The O’Keeffe family was driven by the Angelo Normans from their original homeland in East Cork. If I am not mistaken, the original Irish spelling is O’Caoimh, which means they were descendants of Caemh. The family is descended from Art Caemh, whose father was King of Munster in the 9th century. Our family originated in County Cork around Dunhallow, a name most commonly found in County Cork.
My grandfather migrated over from Ireland into Canada, and then from Canada down to Hadley, New York. He was previously married and had three children. After his wife died, he met Margaret Maginn, whose maiden name was Margaret McSweeney. One of fifteen, she was a widow with one daughter. My grandfather married Margaret McSweeney-Maginn, and together they had seven children: Jim, John, Dan, Ed, Leo, Marguerite and Anna. Often my grandmother would say to my grandfather, “David, your children and my children are fighting with our children.”

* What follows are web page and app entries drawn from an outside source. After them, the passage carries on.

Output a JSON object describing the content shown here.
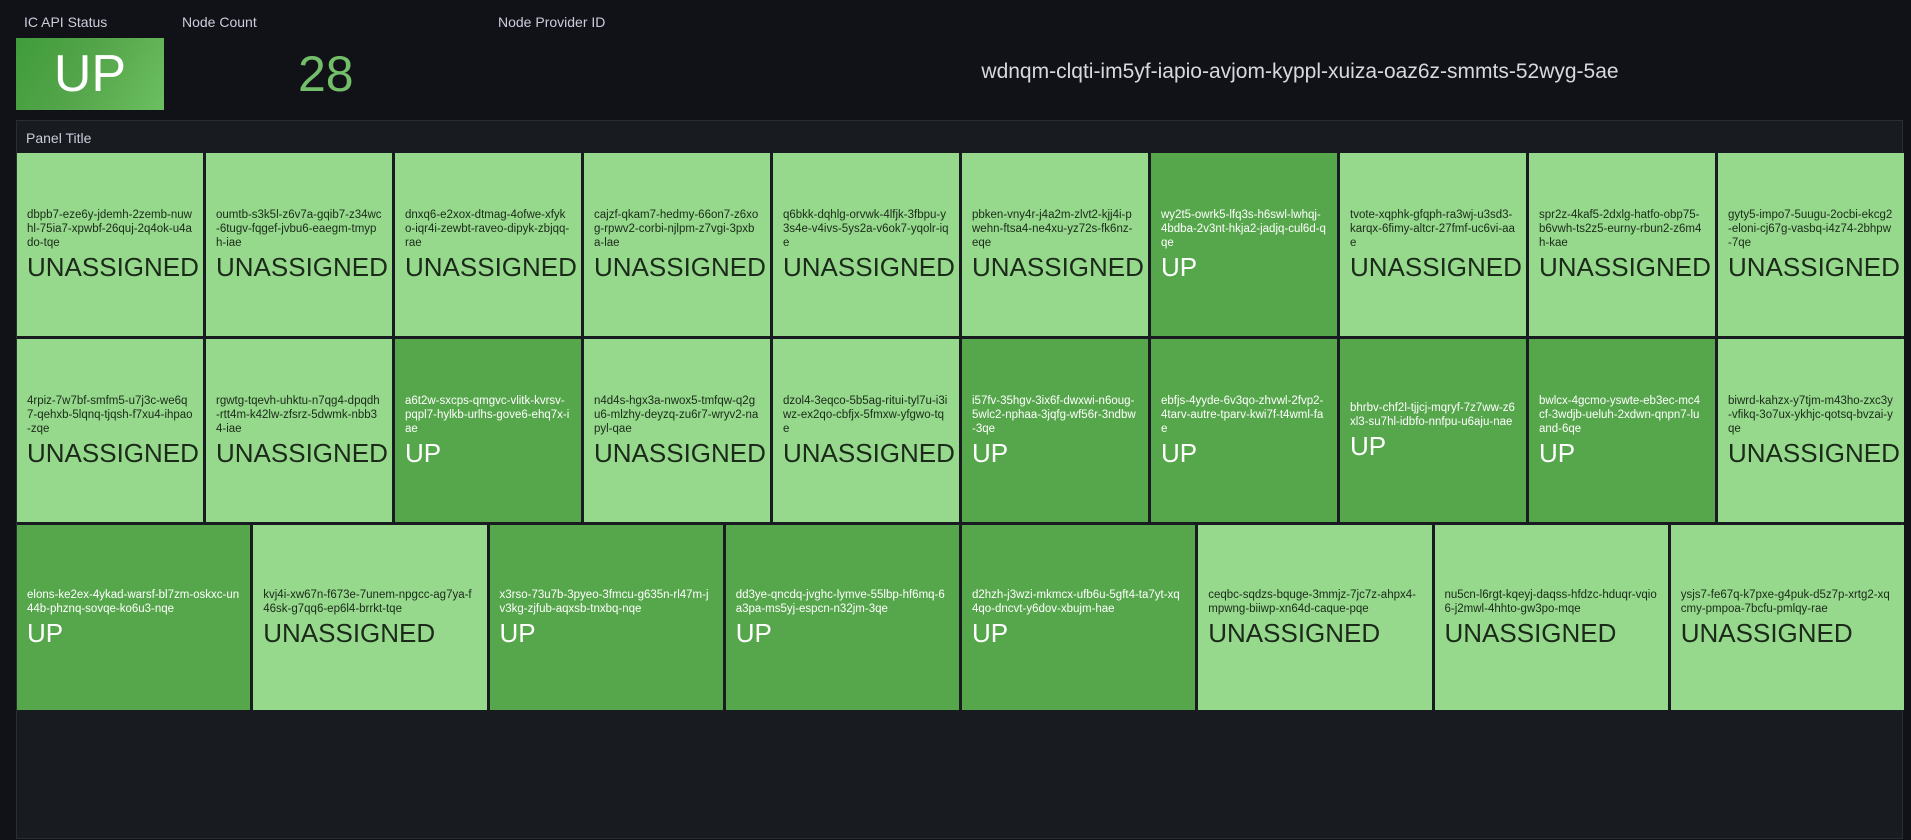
{
  "header": {
    "api_status_label": "IC API Status",
    "api_status_value": "UP",
    "node_count_label": "Node Count",
    "node_count_value": "28",
    "provider_label": "Node Provider ID",
    "provider_value": "wdnqm-clqti-im5yf-iapio-avjom-kyppl-xuiza-oaz6z-smmts-52wyg-5ae"
  },
  "colors": {
    "up": "#56a64b",
    "unassigned": "#96d98d",
    "count": "#73bf69",
    "background": "#111217"
  },
  "panel": {
    "title": "Panel Title",
    "rows": [
      [
        {
          "id": "dbpb7-eze6y-jdemh-2zemb-nuwhl-75ia7-xpwbf-26quj-2q4ok-u4ado-tqe",
          "status": "UNASSIGNED"
        },
        {
          "id": "oumtb-s3k5l-z6v7a-gqib7-z34wc-6tugv-fqgef-jvbu6-eaegm-tmyph-iae",
          "status": "UNASSIGNED"
        },
        {
          "id": "dnxq6-e2xox-dtmag-4ofwe-xfyko-iqr4i-zewbt-raveo-dipyk-zbjqq-rae",
          "status": "UNASSIGNED"
        },
        {
          "id": "cajzf-qkam7-hedmy-66on7-z6xog-rpwv2-corbi-njlpm-z7vgi-3pxba-lae",
          "status": "UNASSIGNED"
        },
        {
          "id": "q6bkk-dqhlg-orvwk-4lfjk-3fbpu-y3s4e-v4ivs-5ys2a-v6ok7-yqolr-iqe",
          "status": "UNASSIGNED"
        },
        {
          "id": "pbken-vny4r-j4a2m-zlvt2-kjj4i-pwehn-ftsa4-ne4xu-yz72s-fk6nz-eqe",
          "status": "UNASSIGNED"
        },
        {
          "id": "wy2t5-owrk5-lfq3s-h6swl-lwhqj-4bdba-2v3nt-hkja2-jadjq-cul6d-qqe",
          "status": "UP"
        },
        {
          "id": "tvote-xqphk-gfqph-ra3wj-u3sd3-karqx-6fimy-altcr-27fmf-uc6vi-aae",
          "status": "UNASSIGNED"
        },
        {
          "id": "spr2z-4kaf5-2dxlg-hatfo-obp75-b6vwh-ts2z5-eurny-rbun2-z6m4h-kae",
          "status": "UNASSIGNED"
        },
        {
          "id": "gyty5-impo7-5uugu-2ocbi-ekcg2-eloni-cj67g-vasbq-i4z74-2bhpw-7qe",
          "status": "UNASSIGNED"
        }
      ],
      [
        {
          "id": "4rpiz-7w7bf-smfm5-u7j3c-we6q7-qehxb-5lqnq-tjqsh-f7xu4-ihpao-zqe",
          "status": "UNASSIGNED"
        },
        {
          "id": "rgwtg-tqevh-uhktu-n7qg4-dpqdh-rtt4m-k42lw-zfsrz-5dwmk-nbb34-iae",
          "status": "UNASSIGNED"
        },
        {
          "id": "a6t2w-sxcps-qmgvc-vlitk-kvrsv-pqpl7-hylkb-urlhs-gove6-ehq7x-iae",
          "status": "UP"
        },
        {
          "id": "n4d4s-hgx3a-nwox5-tmfqw-q2gu6-mlzhy-deyzq-zu6r7-wryv2-napyl-qae",
          "status": "UNASSIGNED"
        },
        {
          "id": "dzol4-3eqco-5b5ag-ritui-tyl7u-i3iwz-ex2qo-cbfjx-5fmxw-yfgwo-tqe",
          "status": "UNASSIGNED"
        },
        {
          "id": "i57fv-35hgv-3ix6f-dwxwi-n6oug-5wlc2-nphaa-3jqfg-wf56r-3ndbw-3qe",
          "status": "UP"
        },
        {
          "id": "ebfjs-4yyde-6v3qo-zhvwl-2fvp2-4tarv-autre-tparv-kwi7f-t4wml-fae",
          "status": "UP"
        },
        {
          "id": "bhrbv-chf2l-tjjcj-mqryf-7z7ww-z6xl3-su7hl-idbfo-nnfpu-u6aju-nae",
          "status": "UP"
        },
        {
          "id": "bwlcx-4gcmo-yswte-eb3ec-mc4cf-3wdjb-ueluh-2xdwn-qnpn7-luand-6qe",
          "status": "UP"
        },
        {
          "id": "biwrd-kahzx-y7tjm-m43ho-zxc3y-vfikq-3o7ux-ykhjc-qotsq-bvzai-yqe",
          "status": "UNASSIGNED"
        }
      ],
      [
        {
          "id": "elons-ke2ex-4ykad-warsf-bl7zm-oskxc-un44b-phznq-sovqe-ko6u3-nqe",
          "status": "UP"
        },
        {
          "id": "kvj4i-xw67n-f673e-7unem-npgcc-ag7ya-f46sk-g7qq6-ep6l4-brrkt-tqe",
          "status": "UNASSIGNED"
        },
        {
          "id": "x3rso-73u7b-3pyeo-3fmcu-g635n-rl47m-jv3kg-zjfub-aqxsb-tnxbq-nqe",
          "status": "UP"
        },
        {
          "id": "dd3ye-qncdq-jvghc-lymve-55lbp-hf6mq-6a3pa-ms5yj-espcn-n32jm-3qe",
          "status": "UP"
        },
        {
          "id": "d2hzh-j3wzi-mkmcx-ufb6u-5gft4-ta7yt-xq4qo-dncvt-y6dov-xbujm-hae",
          "status": "UP"
        },
        {
          "id": "ceqbc-sqdzs-bquge-3mmjz-7jc7z-ahpx4-mpwng-biiwp-xn64d-caque-pqe",
          "status": "UNASSIGNED"
        },
        {
          "id": "nu5cn-l6rgt-kqeyj-daqss-hfdzc-hduqr-vqio6-j2mwl-4hhto-gw3po-mqe",
          "status": "UNASSIGNED"
        },
        {
          "id": "ysjs7-fe67q-k7pxe-g4puk-d5z7p-xrtg2-xqcmy-pmpoa-7bcfu-pmlqy-rae",
          "status": "UNASSIGNED"
        }
      ]
    ]
  }
}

In the O’Keeffe family, of the five boys, there ended up being three physicians and two pharmacists. My father, Jim O’Keeffe, was the oldest and never graduated from high school, but still passed an equivalency test to go to Albany Pharmacy. He attended Albany Pharmacy for one year when he came back home, worked on the farm and sent his younger brother to Albany Medical, where he spent a year. He came back, worked on the farm and sent my dad back to pharmacy school. With all the brothers working and taking time off, three became physicians and two became pharmacists. Of the two girls in the family, Margaret and Anna were both school teachers.
Subsequently our family has been affiliated with medicine for a long time. My uncles were the first generation; I am the second generation. My three children, Jim, Dan and Kate are all physicians. They are the third generation. Now, my granddaughter, Katie, is the fourth generation of O’Keeffe’s to attend Albany Medical College.

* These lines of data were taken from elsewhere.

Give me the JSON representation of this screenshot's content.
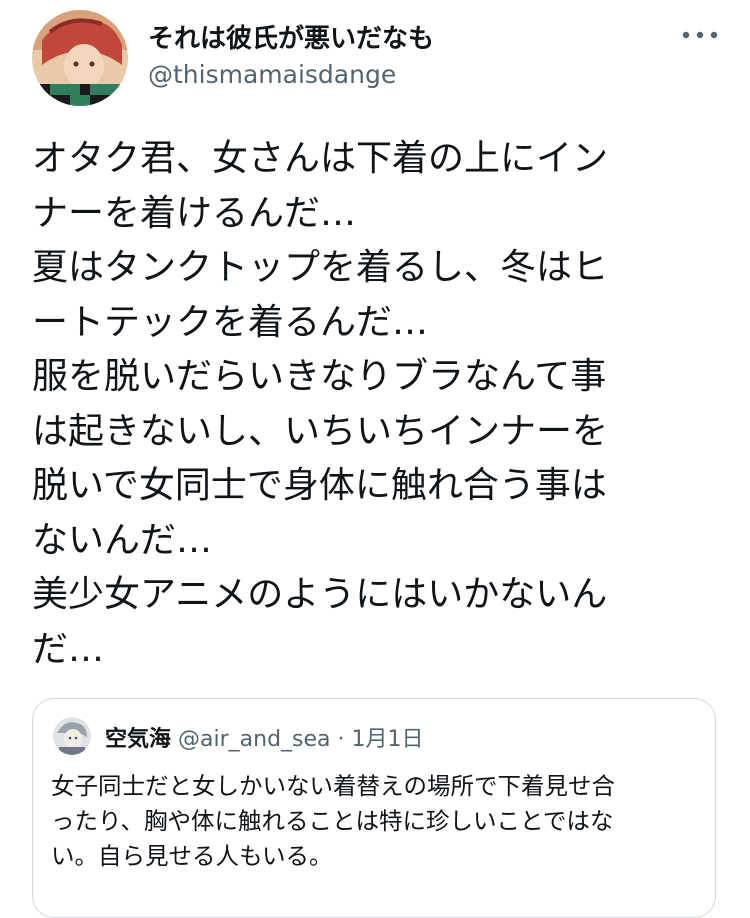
{
  "author": {
    "display_name": "それは彼氏が悪いだなも",
    "handle": "@thismamaisdange"
  },
  "more_icon": "more-dots-icon",
  "tweet": {
    "lines": [
      "オタク君、女さんは下着の上にイン",
      "ナーを着けるんだ…",
      "夏はタンクトップを着るし、冬はヒ",
      "ートテックを着るんだ…",
      "服を脱いだらいきなりブラなんて事",
      "は起きないし、いちいちインナーを",
      "脱いで女同士で身体に触れ合う事は",
      "ないんだ…",
      "美少女アニメのようにはいかないん",
      "だ…"
    ]
  },
  "quote": {
    "display_name": "空気海",
    "handle": "@air_and_sea",
    "separator": "·",
    "date": "1月1日",
    "lines": [
      "女子同士だと女しかいない着替えの場所で下着見せ合",
      "ったり、胸や体に触れることは特に珍しいことではな",
      "い。自ら見せる人もいる。"
    ]
  },
  "colors": {
    "text": "#0f1419",
    "secondary": "#536471",
    "border": "#cfd9de"
  }
}
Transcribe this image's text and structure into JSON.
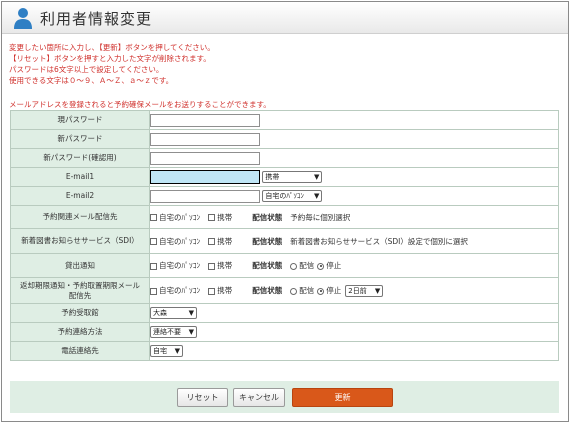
{
  "header": {
    "title": "利用者情報変更"
  },
  "notes": [
    "変更したい箇所に入力し、【更新】ボタンを押してください。",
    "【リセット】ボタンを押すと入力した文字が削除されます。",
    "パスワードは6文字以上で設定してください。",
    "使用できる文字は０～９、Ａ～Ｚ、ａ～ｚです。"
  ],
  "email_note": "メールアドレスを登録されると予約確保メールをお送りすることができます。",
  "fields": {
    "current_password": {
      "label": "現パスワード",
      "value": ""
    },
    "new_password": {
      "label": "新パスワード",
      "value": ""
    },
    "confirm_password": {
      "label": "新パスワード(確認用)",
      "value": ""
    },
    "email1": {
      "label": "E-mail1",
      "value": "",
      "select": "携帯"
    },
    "email2": {
      "label": "E-mail2",
      "value": "",
      "select": "自宅のﾊﾟｿｺﾝ"
    },
    "reservation_mail": {
      "label": "予約関連メール配信先",
      "opt1": "自宅のﾊﾟｿｺﾝ",
      "opt2": "携帯",
      "status_label": "配信状態",
      "status_text": "予約毎に個別選択"
    },
    "sdi": {
      "label": "新着図書お知らせサービス（SDI）",
      "opt1": "自宅のﾊﾟｿｺﾝ",
      "opt2": "携帯",
      "status_label": "配信状態",
      "status_text": "新着図書お知らせサービス（SDI）設定で個別に選択"
    },
    "loan_notice": {
      "label": "貸出通知",
      "opt1": "自宅のﾊﾟｿｺﾝ",
      "opt2": "携帯",
      "status_label": "配信状態",
      "radio1": "配信",
      "radio2": "停止",
      "selected": "停止"
    },
    "return_notice": {
      "label_line1": "返却期限通知・予約取置期限メール",
      "label_line2": "配信先",
      "opt1": "自宅のﾊﾟｿｺﾝ",
      "opt2": "携帯",
      "status_label": "配信状態",
      "radio1": "配信",
      "radio2": "停止",
      "selected": "停止",
      "select": "2日前"
    },
    "pickup_library": {
      "label": "予約受取館",
      "select": "大森"
    },
    "contact_method": {
      "label": "予約連絡方法",
      "select": "連絡不要"
    },
    "phone_contact": {
      "label": "電話連絡先",
      "select": "自宅"
    }
  },
  "buttons": {
    "reset": "リセット",
    "cancel": "キャンセル",
    "update": "更新"
  },
  "colors": {
    "label_bg": "#dfeee4",
    "notice_red": "#d0312d",
    "update_btn": "#d9581a",
    "email_highlight": "#bfe6f6"
  }
}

The original physicians were Dr. John, Dr. Dan and Dr. Ed. I am Dr. Dan II, my son is Dr. Dan III. Dr. John had two sons, John and David, and my uncle Ed had one son, Dr. Ed. My uncles all worked on the farm part time to help pay their tuition. There was a famous club on Albany called the Fort Orange Club which would often feature venison. My father and uncles would supply venison to this club to help pay their tuition through school. The work ethic of my father and uncles fits with the O’Keeffe family motto: “forti et fideli nihil difficile” (To the strong and faithful, nothing is difficult.) – Daniel O’Keefe

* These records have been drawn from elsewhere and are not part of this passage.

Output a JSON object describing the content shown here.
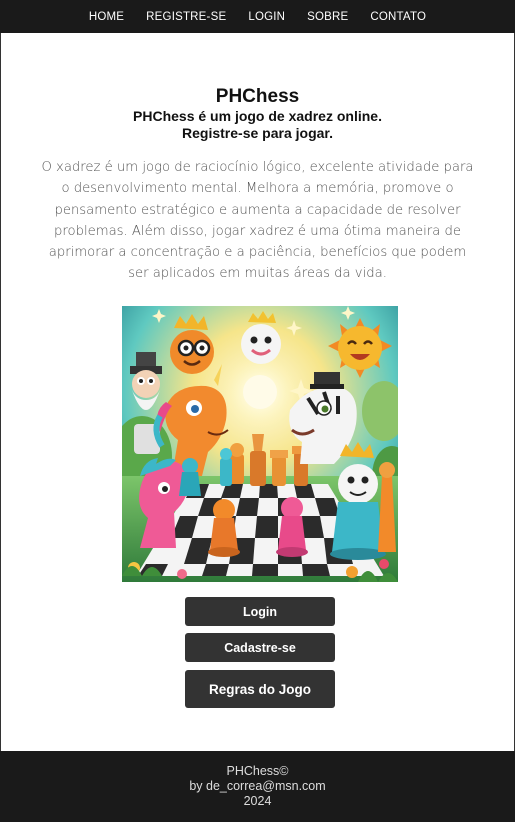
{
  "nav": {
    "items": [
      "HOME",
      "REGISTRE-SE",
      "LOGIN",
      "SOBRE",
      "CONTATO"
    ]
  },
  "main": {
    "title": "PHChess",
    "subtitle_line1": "PHChess é um jogo de xadrez online.",
    "subtitle_line2": "Registre-se para jogar.",
    "description": "O xadrez é um jogo de raciocínio lógico, excelente atividade para o desenvolvimento mental. Melhora a memória, promove o pensamento estratégico e aumenta a capacidade de resolver problemas. Além disso, jogar xadrez é uma ótima maneira de aprimorar a concentração e a paciência, benefícios que podem ser aplicados em muitas áreas da vida."
  },
  "buttons": {
    "login": "Login",
    "signup": "Cadastre-se",
    "rules": "Regras do Jogo"
  },
  "footer": {
    "brand": "PHChess©",
    "author": "by de_correa@msn.com",
    "year": "2024"
  }
}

Jeanne Fergus O’Donnell
My mom, Jeanne Fergus O’Donnell, was a nurse for almost her whole life. She graduated from St. Vincent’s Nursing School in New York City around 1958.
When I was growing up, my parents worked multiple jobs to support the family. In addition to working on Wall Street, my dad would teach business at the New School at night. My mom would take care of the family and then work nights as a nurse. She worked very, very hard – both my parents did. They really inspired and instilled in me a passion for work, commitment to family, and an incredibly strong work ethic.
My mom also, in addition to working and taking care of the family, went back to school and got her bachelor’s degree in nursing from St. Joseph’s out on Long Island. I’d watch her type her papers and study in between working and cooking and cleaning (we children certainly weren’t the most helpful in that regard).
Eventually she decided to become a school nurse, and she absolutely loved it. She spent almost 30 years working with elementary school kids. All the kids loved her and she loved them. She just retired two years ago at 73.
I respect my dad’s entrepreneurship and work ethic; my mom’s determination in going back to school. From them, I only know one speed, which is, if you’re going to do something you make sure you do it well. – Jim O’Donnell